The 16th edition of the European Championships has continued to deliver football and entertainment of the highest order at the quarter-final stage.
The biggest clash of the last eight featured Belgium and Italy, who squared off in the Allianz Arena in Munich on Friday.
Both sides had exited in the quarter-finals in Euro 2016, but one of their fates was set to change here.
Belgium had a couple of key players out due to injury, while Italy were fit and firing as Roberto Mancini had a winning formula working brilliantly even before the group stage started.
After a hard-fought 90 minutes, Italy emerged 2-1 winners thanks to a couple of excellent finishes in the first half.
In this analysis, we will take a look at how Roberto Mancini’s side were able to beat the Belgians and what Roberto Martínez got wrong in his set-up.
Italy’s midfield monopoly
Italy’s possession-play system did not change much from what we have seen throughout the tournament. It worked absolute wonders for them in this match, partly thanks to a sub-optimal defensive structure on Belgium’s part.

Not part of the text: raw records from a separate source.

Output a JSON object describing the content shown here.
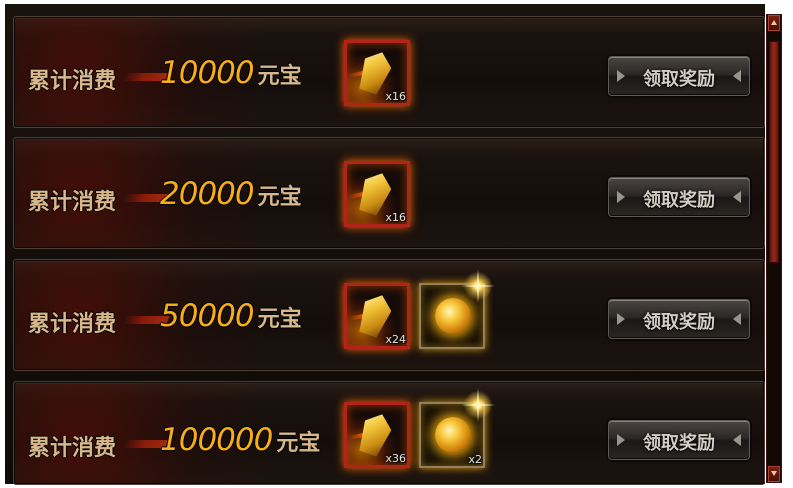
{
  "rewards_list": {
    "rows": [
      {
        "label": "累计消费",
        "amount": "10000",
        "currency": "元宝",
        "button_label": "领取奖励",
        "rewards": [
          {
            "icon": "crystal-icon",
            "quantity": "x16"
          }
        ]
      },
      {
        "label": "累计消费",
        "amount": "20000",
        "currency": "元宝",
        "button_label": "领取奖励",
        "rewards": [
          {
            "icon": "crystal-icon",
            "quantity": "x16"
          }
        ]
      },
      {
        "label": "累计消费",
        "amount": "50000",
        "currency": "元宝",
        "button_label": "领取奖励",
        "rewards": [
          {
            "icon": "crystal-icon",
            "quantity": "x24"
          },
          {
            "icon": "golden-orb-icon",
            "quantity": ""
          }
        ]
      },
      {
        "label": "累计消费",
        "amount": "100000",
        "currency": "元宝",
        "button_label": "领取奖励",
        "rewards": [
          {
            "icon": "crystal-icon",
            "quantity": "x36"
          },
          {
            "icon": "golden-orb-icon",
            "quantity": "x2"
          }
        ]
      }
    ]
  },
  "scrollbar": {
    "position_fraction": 0.0,
    "up_icon": "arrow-up-icon",
    "down_icon": "arrow-down-icon"
  },
  "colors": {
    "amount": "#f7ad18",
    "label": "#d8b78a",
    "panel_background": "#160f0b",
    "scroll_accent": "#9a2a18"
  }
}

The Red Devils defended in a 5-2-3 wherein Romelu Lukaku and Kevin De Bruyne exchanged positions in the front line (which was somewhere near the halfway line usually) to allow the latter to cover-shadow Jorginho from a central position.
The back-five stayed fairly flat, so midfielders Axel Witsel and Youri Tielemans had to concern themselves with Nicolò Barella and Marco Verratti.
The major issue here, though, was that there was lots of space left between the first two lines.
Although Jorginho (the man who almost exclusively occupied that space) was not directly reachable due to De Bruyne’s presence, it was easy for an Italian defender to fizz a forward pass to one of the other two midfielders, who could then lay it off to Jorginho between the lines.
After that, it was free real estate for Italy, with forward passes available everywhere as two Belgian midfielders stood no chance of stopping a host of runners.
The real agent of chaos, though, was Lorenzo Insigne, who alternated between a wide position on the left (where he overloaded Thomas Meunier along with Leonardo Spinazzola, who could freely come forward as Lukaku did not track back) and a central position between the opposition defence and midfield.
In other cases, he dropped back to free himself receive the ball on the left while Spinazzola got forward and occupied Meunier.
That was precisely how he started the run which led to his wonder goal in the first half, during which he only had to beat one player one-on-one due to the Belgians’ thin midfield.
Italy’s well-executed high press
As bad as Belgium’s plan in possession was, credit must also be given to Italy for executing a very successful high press.
Against a back-three, Italy asked their three attackers to worry about one centre-back each. Barella and Verratti man-marked Witsel and Tielemans (directly matching what Belgium did in defence), so the central areas were well-guarded.
Belgium’s defenders were forced to go out wide to the wing-backs, but they encountered the Italians aggressively pushing their full-backs up.
The stats reflect this too, as most of Italy’s turnovers in the opposing half came in the wide areas.
The final alternative for Belgium would be to go long from defence, but they completed only four long passes from their defensive third to the attacking third, as Lukaku was very well marshalled by the Italian centre-backs, with Giorgio Chiellini looking particularly exceptional.
Once again, Italy put in a tremendously commanding performance against a universally accepted big side – something they were yet to do in this edition of the Euros, which is why some still doubted their capabilities).
However, it should also be said that Belgium did not play like the best football team in the world (which is how FIFA rank them) – their defensive structure was flawed.
More importantly, their possession-play was almost solely reliant on a star attacker carrying an ankle ligament injury while also not fully recovered from a facial injury.
That certainly was not ideal from an opposition perspective, but Mancini must be credited for once again showing his tactical brilliance by exploiting the Belgian weaknesses to the fullest, particularly through Insigne’s free role.
Italy will now face Spain in another mouth-watering clash for the semi-final, and given the fact that both sides have been amazing at controlling possession and high pressing, that will surely be a footballing feast.
Stats courtesy WhoScored.